Go through the material below, find each line with the word "Остановить", and copy those lines.

□ □ □ □ □ □ □

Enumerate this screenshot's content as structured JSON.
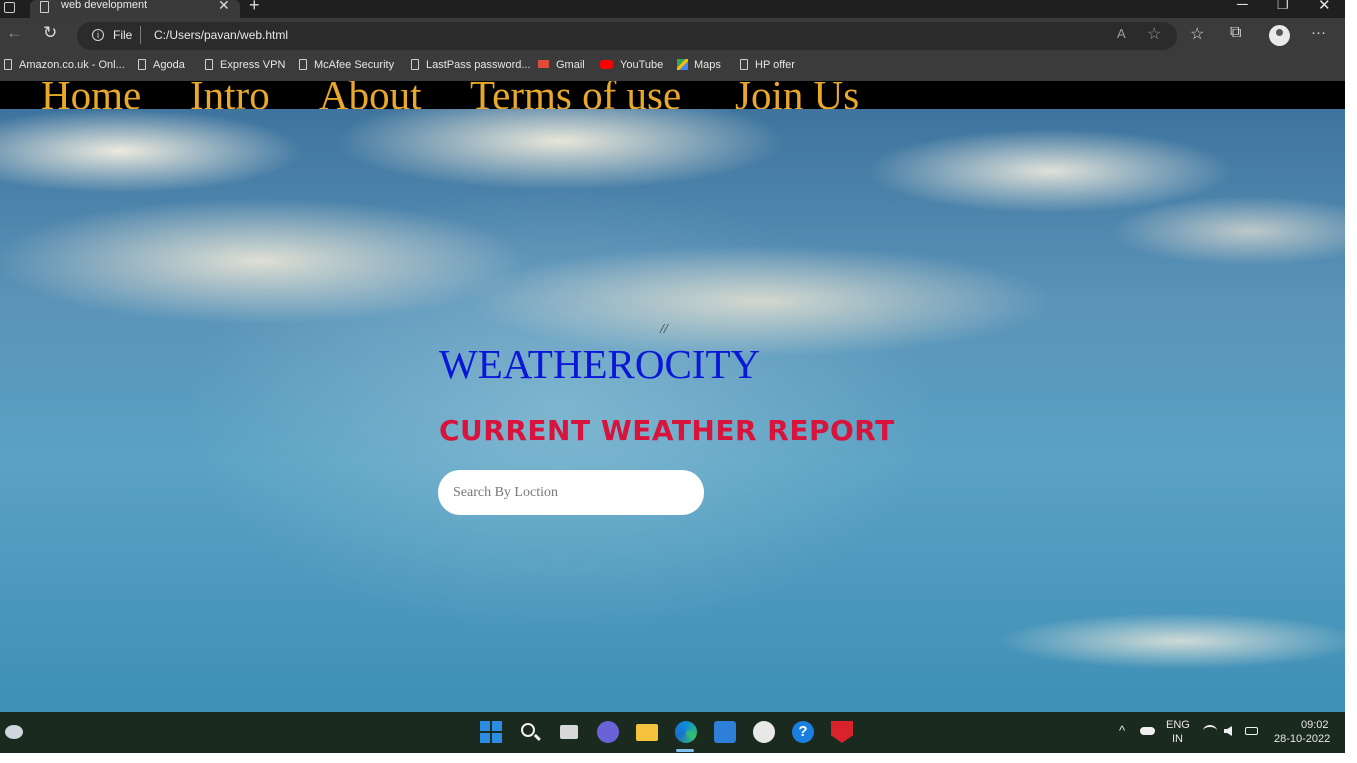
{
  "browser": {
    "tab_title": "web development",
    "tab_close": "✕",
    "new_tab": "+",
    "window_controls": {
      "minimize": "─",
      "restore": "❐",
      "close": "✕"
    },
    "address": {
      "scheme_label": "File",
      "info_glyph": "i",
      "url": "C:/Users/pavan/web.html"
    },
    "toolbar_icons": {
      "back": "←",
      "refresh": "↻",
      "read_aloud": "A",
      "favorite_add": "☆",
      "favorites": "☆",
      "collections": "⧉",
      "menu": "···"
    }
  },
  "bookmarks": [
    {
      "label": "Amazon.co.uk - Onl...",
      "icon": "page-icon"
    },
    {
      "label": "Agoda",
      "icon": "page-icon"
    },
    {
      "label": "Express VPN",
      "icon": "page-icon"
    },
    {
      "label": "McAfee Security",
      "icon": "page-icon"
    },
    {
      "label": "LastPass password...",
      "icon": "page-icon"
    },
    {
      "label": "Gmail",
      "icon": "gmail-icon"
    },
    {
      "label": "YouTube",
      "icon": "youtube-icon"
    },
    {
      "label": "Maps",
      "icon": "maps-icon"
    },
    {
      "label": "HP offer",
      "icon": "page-icon"
    }
  ],
  "site": {
    "nav": [
      "Home",
      "Intro",
      "About",
      "Terms of use",
      "Join Us"
    ],
    "stray_text": "//",
    "brand": "WEATHEROCITY",
    "heading": "CURRENT WEATHER REPORT",
    "search_placeholder": "Search By Loction",
    "colors": {
      "nav_text": "#e8a82a",
      "brand": "#0a16d8",
      "heading": "#d8143c"
    }
  },
  "taskbar": {
    "apps": [
      "start-icon",
      "search-icon",
      "task-view-icon",
      "chat-icon",
      "file-explorer-icon",
      "edge-icon",
      "store-icon",
      "app-icon",
      "help-icon",
      "mcafee-icon"
    ],
    "tray": {
      "chevron": "^",
      "lang_line1": "ENG",
      "lang_line2": "IN",
      "time": "09:02",
      "date": "28-10-2022"
    }
  }
}
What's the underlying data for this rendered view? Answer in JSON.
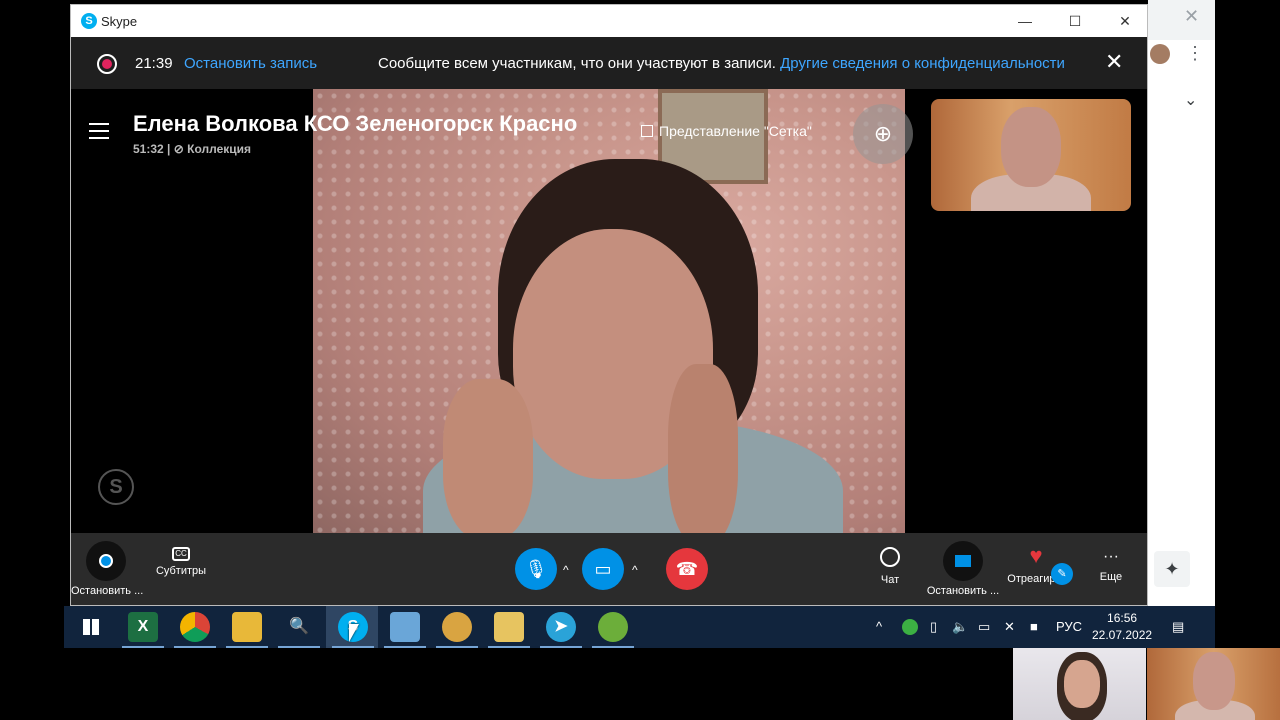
{
  "window": {
    "app_title": "Skype"
  },
  "recording": {
    "elapsed": "21:39",
    "stop_label": "Остановить запись",
    "notice": "Сообщите всем участникам, что они участвуют в записи.",
    "privacy_link": "Другие сведения о конфиденциальности"
  },
  "call": {
    "title": "Елена Волкова КСО Зеленогорск Красно",
    "duration": "51:32",
    "collection": "Коллекция",
    "view_mode": "Представление \"Сетка\""
  },
  "controls": {
    "stop_recording": "Остановить ...",
    "subtitles": "Субтитры",
    "chat": "Чат",
    "stop_share": "Остановить ...",
    "react": "Отреагир...",
    "more": "Еще"
  },
  "taskbar": {
    "language": "РУС",
    "time": "16:56",
    "date": "22.07.2022"
  },
  "colors": {
    "accent_blue": "#0091e6",
    "link_blue": "#3ea6ff",
    "end_call_red": "#e5373d",
    "record_red": "#e0245e"
  },
  "icons": [
    "skype-logo-icon",
    "record-dot-icon",
    "close-icon",
    "menu-icon",
    "grid-icon",
    "add-person-icon",
    "microphone-icon",
    "camera-icon",
    "hangup-icon",
    "chat-icon",
    "share-stop-icon",
    "heart-icon",
    "more-icon",
    "windows-start-icon",
    "excel-icon",
    "chrome-icon",
    "folder-icon",
    "search-icon",
    "skype-taskbar-icon",
    "notepad-icon",
    "paint-icon",
    "sticky-icon",
    "telegram-icon",
    "game-icon",
    "notification-icon"
  ]
}
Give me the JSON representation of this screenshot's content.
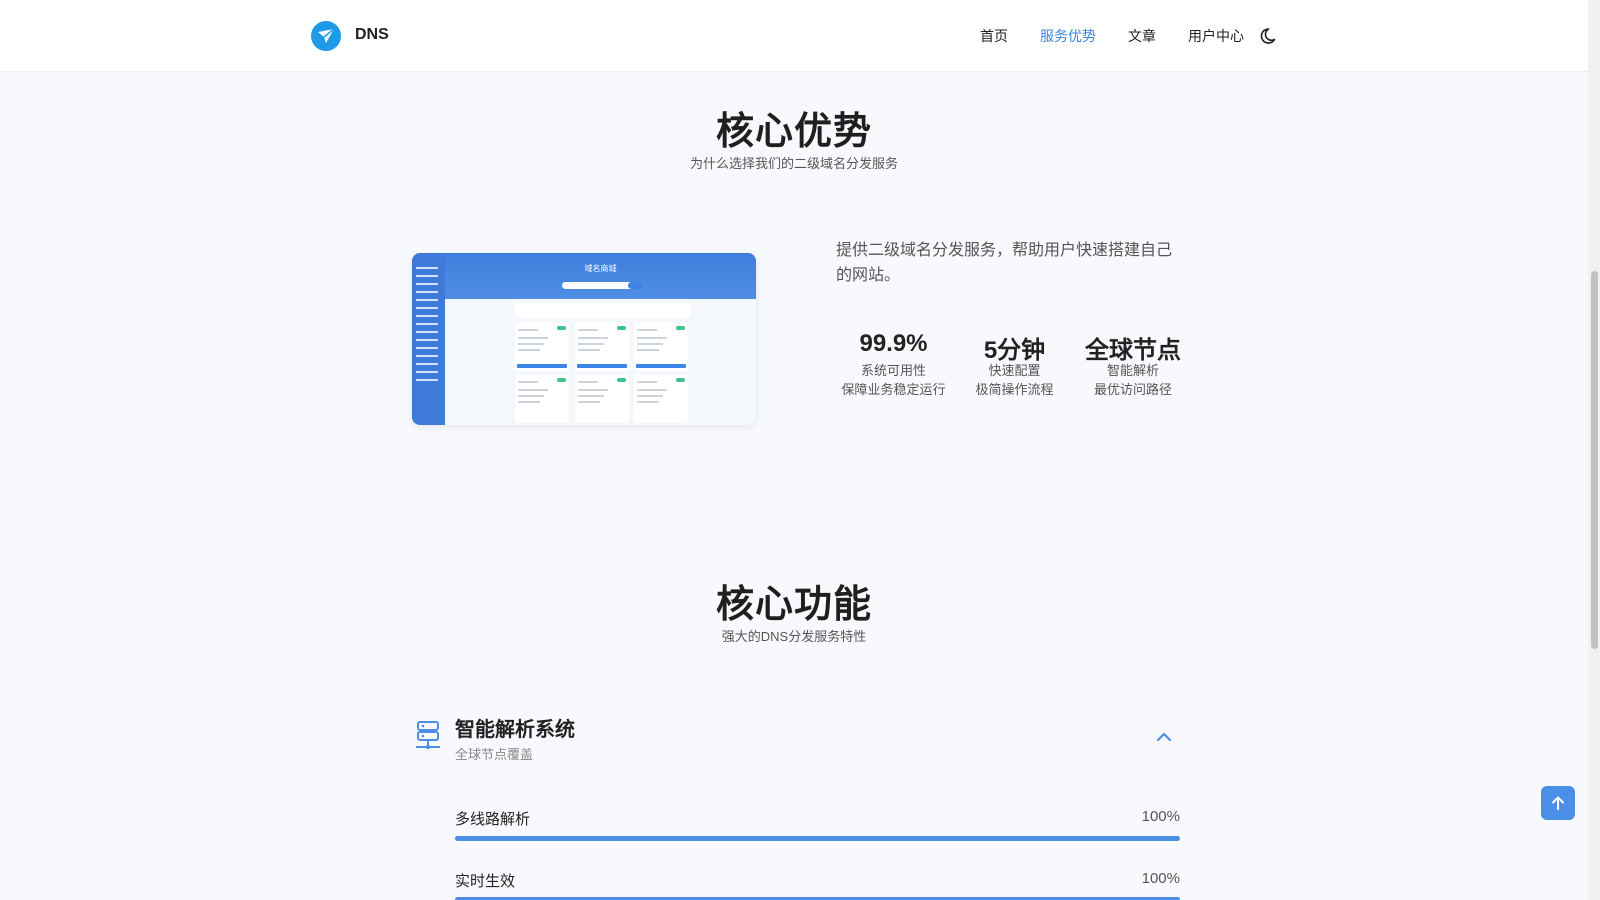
{
  "header": {
    "brand": "DNS",
    "nav": [
      "首页",
      "服务优势",
      "文章",
      "用户中心"
    ],
    "active_nav": "服务优势",
    "accent": "#3b86e6"
  },
  "advantages": {
    "title": "核心优势",
    "subtitle": "为什么选择我们的二级域名分发服务",
    "shot_title": "域名商城",
    "intro": "提供二级域名分发服务，帮助用户快速搭建自己的网站。",
    "stats": [
      {
        "value": "99.9%",
        "label1": "系统可用性",
        "label2": "保障业务稳定运行"
      },
      {
        "value": "5分钟",
        "label1": "快速配置",
        "label2": "极简操作流程"
      },
      {
        "value": "全球节点",
        "label1": "智能解析",
        "label2": "最优访问路径"
      }
    ]
  },
  "features": {
    "title": "核心功能",
    "subtitle": "强大的DNS分发服务特性",
    "item": {
      "title": "智能解析系统",
      "subtitle": "全球节点覆盖",
      "bars": [
        {
          "label": "多线路解析",
          "value": "100%",
          "fraction": 1.0
        },
        {
          "label": "实时生效",
          "value": "100%",
          "fraction": 1.0
        }
      ]
    }
  },
  "icons": {
    "logo": "paper-plane-logo",
    "theme_toggle": "moon-icon",
    "feature": "server-network-icon",
    "collapse": "chevron-up-icon",
    "back_to_top": "arrow-up-icon"
  }
}
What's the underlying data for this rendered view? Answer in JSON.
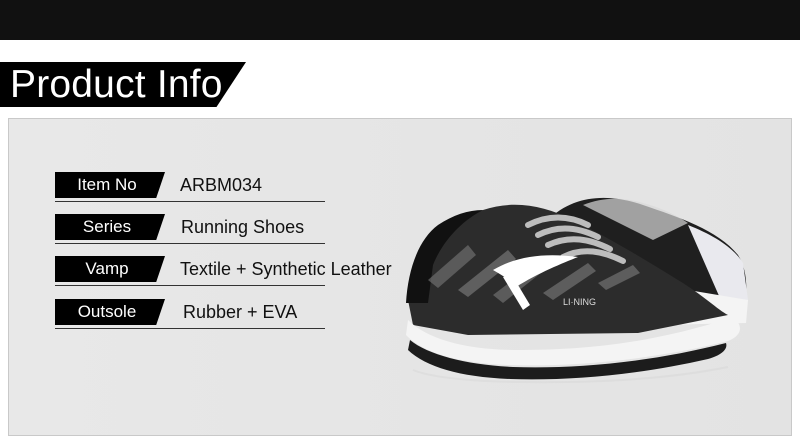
{
  "header": {
    "title": "Product Info"
  },
  "specs": [
    {
      "label": "Item No",
      "value": "ARBM034"
    },
    {
      "label": "Series",
      "value": "Running Shoes"
    },
    {
      "label": "Vamp",
      "value": "Textile + Synthetic Leather"
    },
    {
      "label": "Outsole",
      "value": "Rubber + EVA"
    }
  ],
  "product_image": {
    "icon": "running-shoe-image",
    "colors": {
      "upper": "#2b2b2b",
      "sole": "#f2f2f2",
      "accent": "#ffffff"
    }
  }
}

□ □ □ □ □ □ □

**Exercise answer:**
    "stop_label": "Остановить запись",
    "stop_recording": "Остановить ...",
    "stop_share": "Остановить ...",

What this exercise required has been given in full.